So let’s think about it…

As mentioned previously, it wasn’t the brutality or the bloodshed that affected me (like it did in L.A. Noire). It was that it look little to no effort on my part…and without much coercion. The game gave me the tools and sat back as I played a violent fantasy.

A similar event happened in Spec Ops: The Line with the infamous white phosphorus scene. In his analysis of the game, Lucas Raycevick states a similar feeling,

“What unnerved to the core me was how casually I did it [used white phosphorous (an outlawed weapon)]. How routine it was to fart a laptop screen and play polka dots with missiles, exterminating white blips that may as well have been zombies.” (17:20).

Another comparable gameplay event, the AC130 gunship level “Death From Above” in Call Of Duty 4: Modern Warfare was critiqued for this similar ease of dispatching of life. Journalist Quintin Smith, talking about the mission on Charlie Brooker’s How Videogames Changed The World, says this,

“It is tremendously disturbing because you can’t make out what these figures are. It could almost be a statement, but it is not. It is just there so you can have fun and that’s very dark.” (1:26:10).

But with the white phosphorous and the AC130 gunship, there isn’t any choice. The lack of alternative gameplay can undermine any statement that might be trying to be addressed, they were forced into that situation with no way out, other than turning off the console (which is an interesting thought but counter-intuitive because…you made the game, so why would you want people to turn it off?). But with Hitman: Blood Money I could have taken many different non-violent routes, but valued the easiest route rather than the less violent.

Conclusion

Thinking of the game as a whole, Hitman: Blood Money has a continual theme of unnecessary violence against innocents. Throughout the game a rival firm is mentioned in the end mission newspapers (the newspapers are how you find your score/how good of an assassin you were). In these margin stories it seems the rival assassins have no care for innocent life and will murder anyone who gets in their way.
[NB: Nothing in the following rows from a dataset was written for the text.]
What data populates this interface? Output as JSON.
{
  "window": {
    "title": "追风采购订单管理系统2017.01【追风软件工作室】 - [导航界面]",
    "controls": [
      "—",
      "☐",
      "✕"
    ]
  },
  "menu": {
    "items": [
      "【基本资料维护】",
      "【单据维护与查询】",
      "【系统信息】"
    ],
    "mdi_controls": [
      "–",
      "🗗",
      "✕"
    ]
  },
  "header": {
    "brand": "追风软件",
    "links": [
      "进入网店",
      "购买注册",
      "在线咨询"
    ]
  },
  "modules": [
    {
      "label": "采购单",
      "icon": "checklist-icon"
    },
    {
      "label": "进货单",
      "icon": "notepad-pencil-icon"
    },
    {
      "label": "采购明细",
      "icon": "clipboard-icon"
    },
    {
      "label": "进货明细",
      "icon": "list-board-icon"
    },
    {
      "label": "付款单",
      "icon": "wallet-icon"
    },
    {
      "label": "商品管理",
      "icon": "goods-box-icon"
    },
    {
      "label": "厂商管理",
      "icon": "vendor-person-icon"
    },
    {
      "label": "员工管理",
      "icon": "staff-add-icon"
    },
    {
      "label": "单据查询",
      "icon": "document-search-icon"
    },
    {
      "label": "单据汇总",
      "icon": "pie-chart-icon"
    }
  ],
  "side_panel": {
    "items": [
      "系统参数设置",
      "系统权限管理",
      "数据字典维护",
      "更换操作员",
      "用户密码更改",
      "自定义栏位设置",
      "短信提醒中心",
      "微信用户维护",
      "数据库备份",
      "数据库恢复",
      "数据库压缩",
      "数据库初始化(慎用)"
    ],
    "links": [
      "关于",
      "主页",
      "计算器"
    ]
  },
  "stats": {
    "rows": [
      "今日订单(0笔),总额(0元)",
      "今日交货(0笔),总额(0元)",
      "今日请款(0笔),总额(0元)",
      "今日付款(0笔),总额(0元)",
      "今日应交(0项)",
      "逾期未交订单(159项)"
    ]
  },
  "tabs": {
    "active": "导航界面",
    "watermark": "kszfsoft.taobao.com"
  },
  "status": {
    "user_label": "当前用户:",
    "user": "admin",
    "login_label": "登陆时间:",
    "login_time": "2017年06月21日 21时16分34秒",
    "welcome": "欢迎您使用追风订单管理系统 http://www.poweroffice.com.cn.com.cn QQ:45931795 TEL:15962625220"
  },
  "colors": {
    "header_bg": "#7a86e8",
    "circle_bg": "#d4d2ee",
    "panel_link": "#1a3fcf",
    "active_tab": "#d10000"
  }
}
Even the first assassination of the game is meant to spark the realisation that murder and assassination is not meant to be nice and “fun”. The first hit, Mr. “Swing King”, is not fully guilty for the crime that he has been targeted for and begs for his life after you confront him.

Warning: the following dialogue could be very disturbing with themes of murder. Reader discretion is advised.
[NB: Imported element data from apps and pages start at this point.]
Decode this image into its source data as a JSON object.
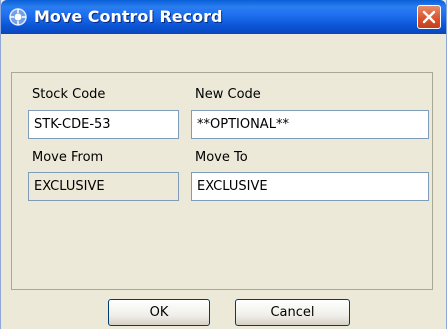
{
  "window": {
    "title": "Move Control Record",
    "icon": "app-icon",
    "close_icon": "close-icon"
  },
  "form": {
    "stock_code_label": "Stock Code",
    "stock_code_value": "STK-CDE-53",
    "new_code_label": "New Code",
    "new_code_value": "**OPTIONAL**",
    "move_from_label": "Move From",
    "move_from_value": "EXCLUSIVE",
    "move_to_label": "Move To",
    "move_to_value": "EXCLUSIVE"
  },
  "buttons": {
    "ok_label": "OK",
    "cancel_label": "Cancel"
  },
  "colors": {
    "titlebar": "#0b56d6",
    "close": "#d8502a",
    "dialog_bg": "#ece9d8"
  }
}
“Please, haven’t I suffered enough? Don’t you think I know how much suffering I’m responsible for? I can’t sleep. I haven’t slept in…the guilt I feel. I’m so sorry, I know I can never…I’ll pay you. Twice what your client is paying, triple, please, I’m a [inaudible, I think he says broke or good] man. All I want is a second chance. Everything I ever did I did for love…please…I see it in your eyes. You’re not a bald man, uh, a bad man. You can’t just kill me…please…ah, no, don’t…please, please, I beg you, I haven’t done anything. Please, I don’t wanna die.”

Note: I recorded that scene on my phone and play it back a few times to get the full quote and I’m not going to lie, the dialogue and delivery messed me up. I had to take half an hour after writing the quote just to compose myself.
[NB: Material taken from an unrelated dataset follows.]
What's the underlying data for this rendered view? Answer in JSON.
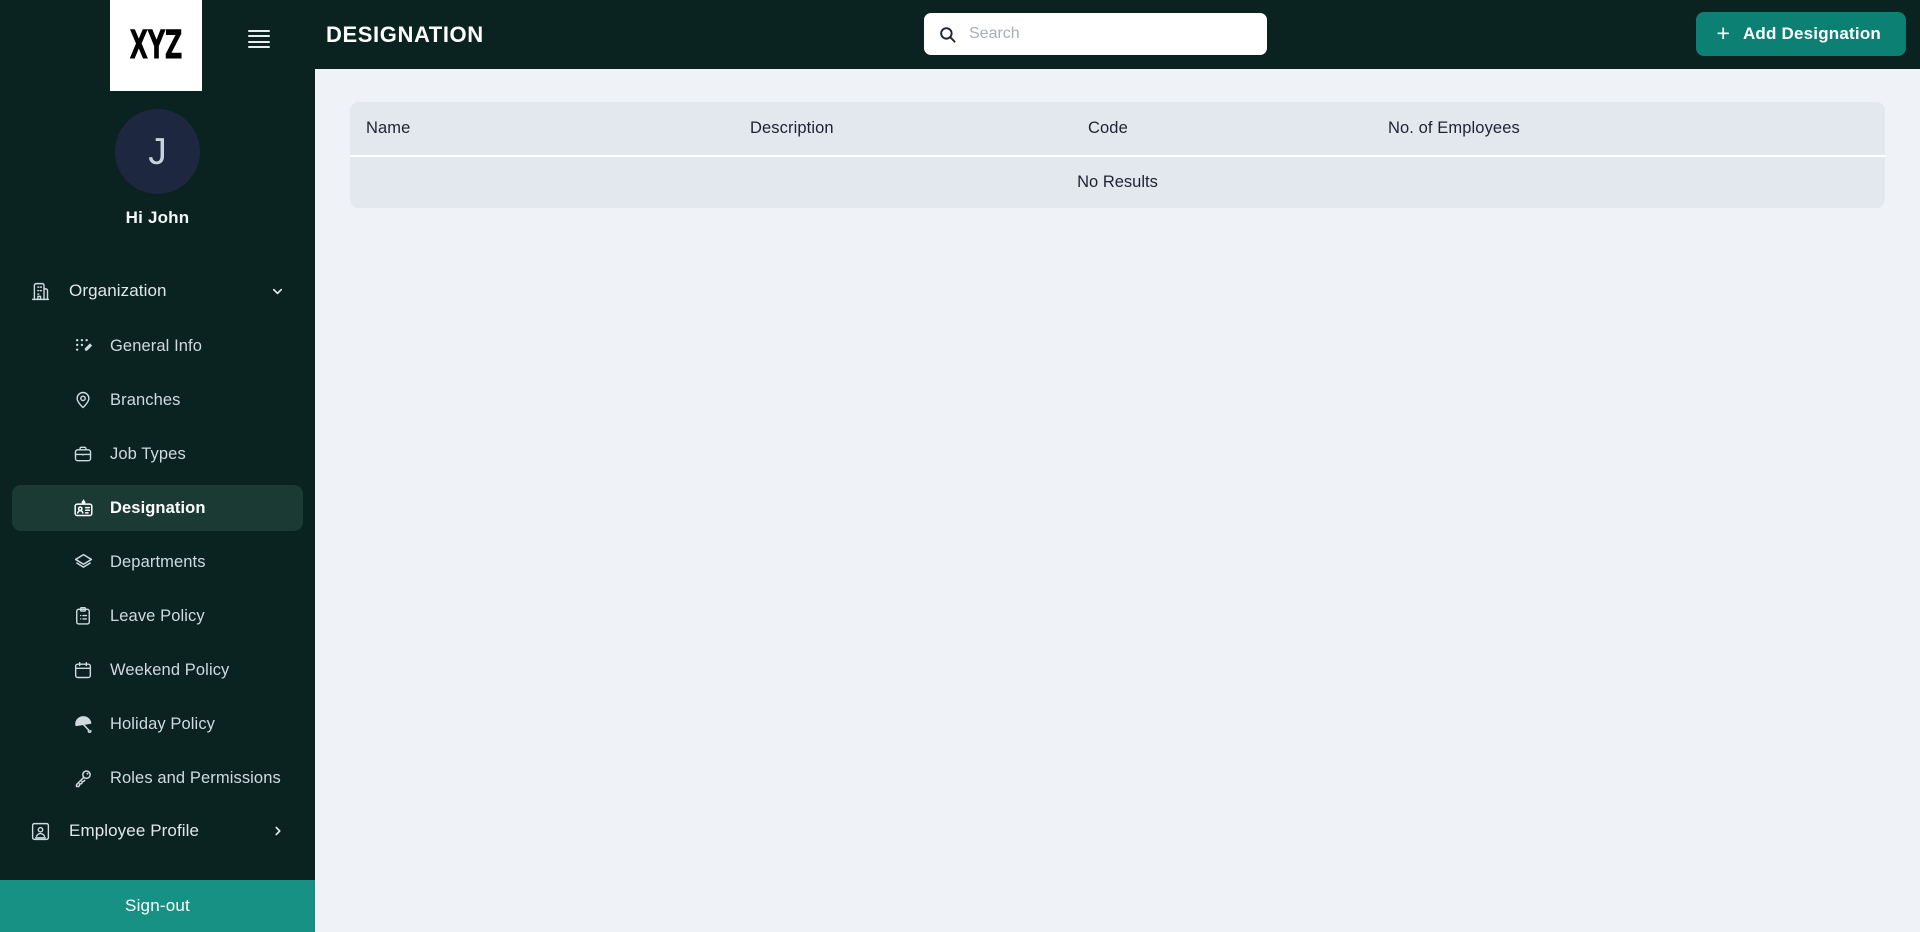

Yet we kill him anyway because it is what we do. We continually bringing destruction and death to subroutines and AIs until the job is done. Like 47 we are “born” into the game world to kill; we have no morality system to shape us, only a number with seven zeros after it and two words signalling if we have done a “good job”.

So while I love the Hitman series I have to admit that it has broken me. And all it took was the absence of violence. The lack of a kill made me realise how much it is pushed within the games I enjoy and how much I’ve been conditioned to go for it.

And that is very dark indeed.

 

Photo Banner Source: portalprogramas.com